New research has prompted a resurgence of interest in the patterning mechanisms Alan Turing proposed 60 years ago
A Turing mechanism alone cannot account for scaling in nature’s patterns. Chicken eggs are a good example of scaling, in that they can be large, small or anything in between, but regardless of the size of a fertilized egg, if it hatches, the product will be a complete chick — not one that is missing crucial parts. “The question Turing fails to answer is: How do you get that scaling process?” Green said.
The answer might lie in a new paper on the formation of digits in the paws of mouse embryos.
Digit patterning is similar to that of stripes. But although fingers fan out in a pattern of stripes, the distance between the fingertips — the wavelength, if you will — and the distance between the knuckles are different. The pattern scales proportionately. If those stripes arise from a Turing mechanism, something else must be influencing the scaling.

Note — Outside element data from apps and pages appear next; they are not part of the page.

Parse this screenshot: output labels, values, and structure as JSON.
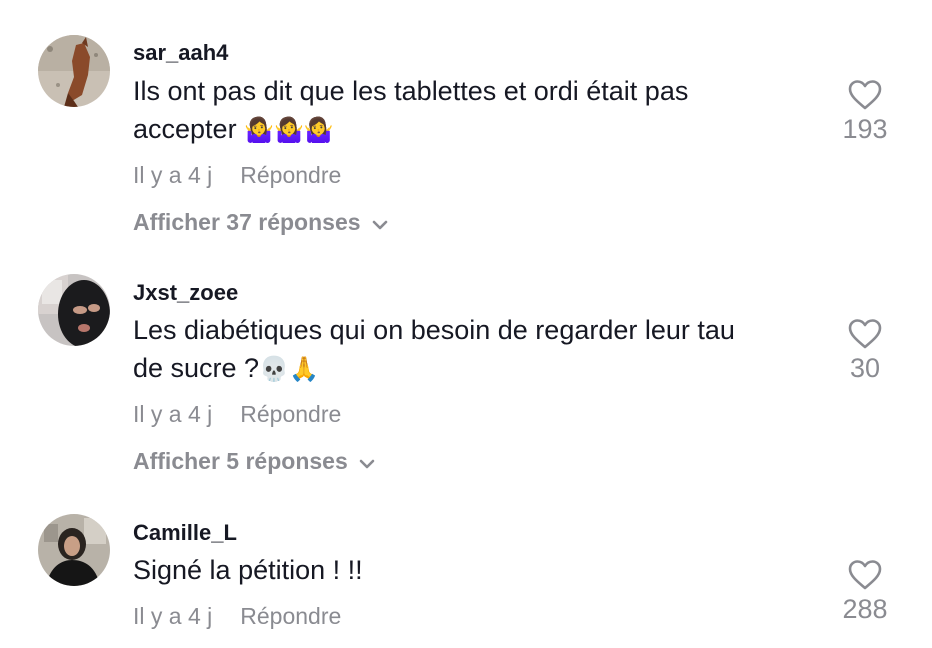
{
  "comments": [
    {
      "username": "sar_aah4",
      "text_line1": "Ils ont pas dit que les tablettes et ordi était pas",
      "text_line2": "accepter",
      "emojis": "🤷‍♀️🤷‍♀️🤷‍♀️",
      "time": "Il y a 4 j",
      "reply_label": "Répondre",
      "replies_label": "Afficher 37 réponses",
      "likes": "193",
      "avatar_icon": "horse-avatar"
    },
    {
      "username": "Jxst_zoee",
      "text_line1": "Les diabétiques qui on besoin de regarder leur tau",
      "text_line2": "de sucre ?",
      "emojis": "💀🙏",
      "time": "Il y a 4 j",
      "reply_label": "Répondre",
      "replies_label": "Afficher 5 réponses",
      "likes": "30",
      "avatar_icon": "balaclava-avatar"
    },
    {
      "username": "Camille_L",
      "text_line1": "Signé la pétition ! !!",
      "time": "Il y a 4 j",
      "reply_label": "Répondre",
      "likes": "288",
      "avatar_icon": "person-avatar"
    }
  ],
  "colors": {
    "text": "#161823",
    "muted": "#8a8b91"
  },
  "icons": {
    "like": "heart-outline-icon",
    "expand": "chevron-down-icon"
  }
}
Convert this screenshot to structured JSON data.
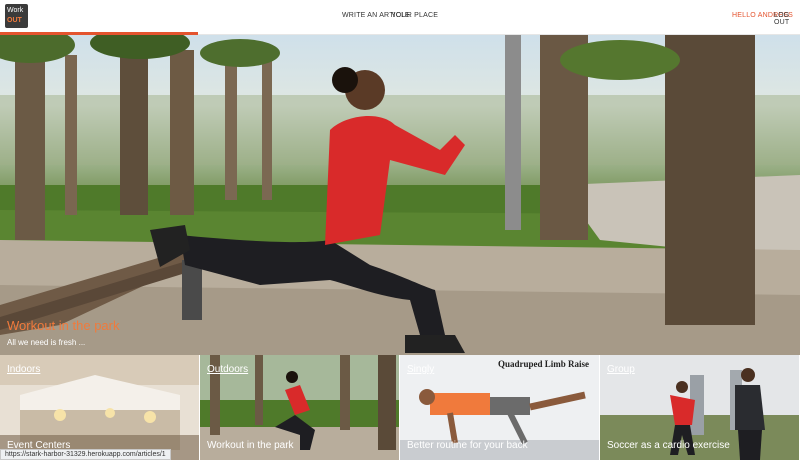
{
  "header": {
    "logo_line1": "Work",
    "logo_line2": "OUT",
    "nav_write": "WRITE AN ARTICLE",
    "nav_place": "YOUR PLACE",
    "nav_hello": "HELLO ANDRESS",
    "nav_logout": "LOG OUT",
    "accent_color": "#e4542f"
  },
  "hero": {
    "title": "Workout in the park",
    "subtitle": "All we need is fresh ..."
  },
  "cards": [
    {
      "category": "Indoors",
      "title": "Event Centers"
    },
    {
      "category": "Outdoors",
      "title": "Workout in the park"
    },
    {
      "category": "Singly",
      "title": "Better routine for your back",
      "image_caption": "Quadruped Limb Raise"
    },
    {
      "category": "Group",
      "title": "Soccer as a cardio exercise"
    }
  ],
  "status_url": "https://stark-harbor-31329.herokuapp.com/articles/1"
}
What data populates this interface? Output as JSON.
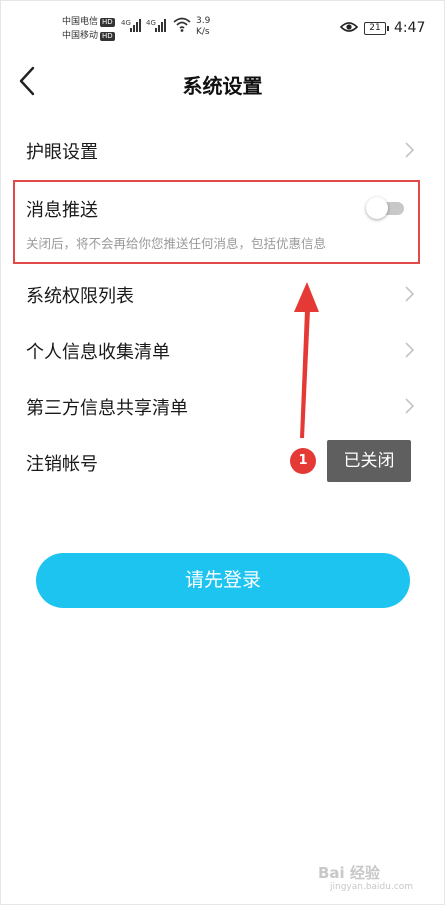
{
  "status_bar": {
    "carrier_1": "中国电信",
    "carrier_2": "中国移动",
    "hd": "HD",
    "signal_1": "4G",
    "signal_2": "4G",
    "speed_value": "3.9",
    "speed_unit": "K/s",
    "battery": "21",
    "time": "4:47"
  },
  "header": {
    "title": "系统设置"
  },
  "settings": {
    "items": [
      {
        "label": "护眼设置"
      },
      {
        "label": "消息推送",
        "description": "关闭后，将不会再给你您推送任何消息，包括优惠信息",
        "toggle_on": false
      },
      {
        "label": "系统权限列表"
      },
      {
        "label": "个人信息收集清单"
      },
      {
        "label": "第三方信息共享清单"
      },
      {
        "label": "注销帐号"
      }
    ]
  },
  "annotation": {
    "step": "1",
    "text": "已关闭",
    "color": "#e53935"
  },
  "login_button": {
    "label": "请先登录",
    "color": "#1ec4f0"
  },
  "watermark": {
    "brand": "Bai 经验",
    "url": "jingyan.baidu.com"
  },
  "icons": {
    "back": "arrow-left-icon",
    "chevron": "chevron-right-icon",
    "eye": "eye-icon",
    "wifi": "wifi-icon"
  }
}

It turns out there are two processes at work in digit patterning: the Turing mechanism that produces the stripelike pattern and a second tuning mechanism to control scaling via the Hox genes. Sharpe prefers to view them as different aspects of the same mechanism.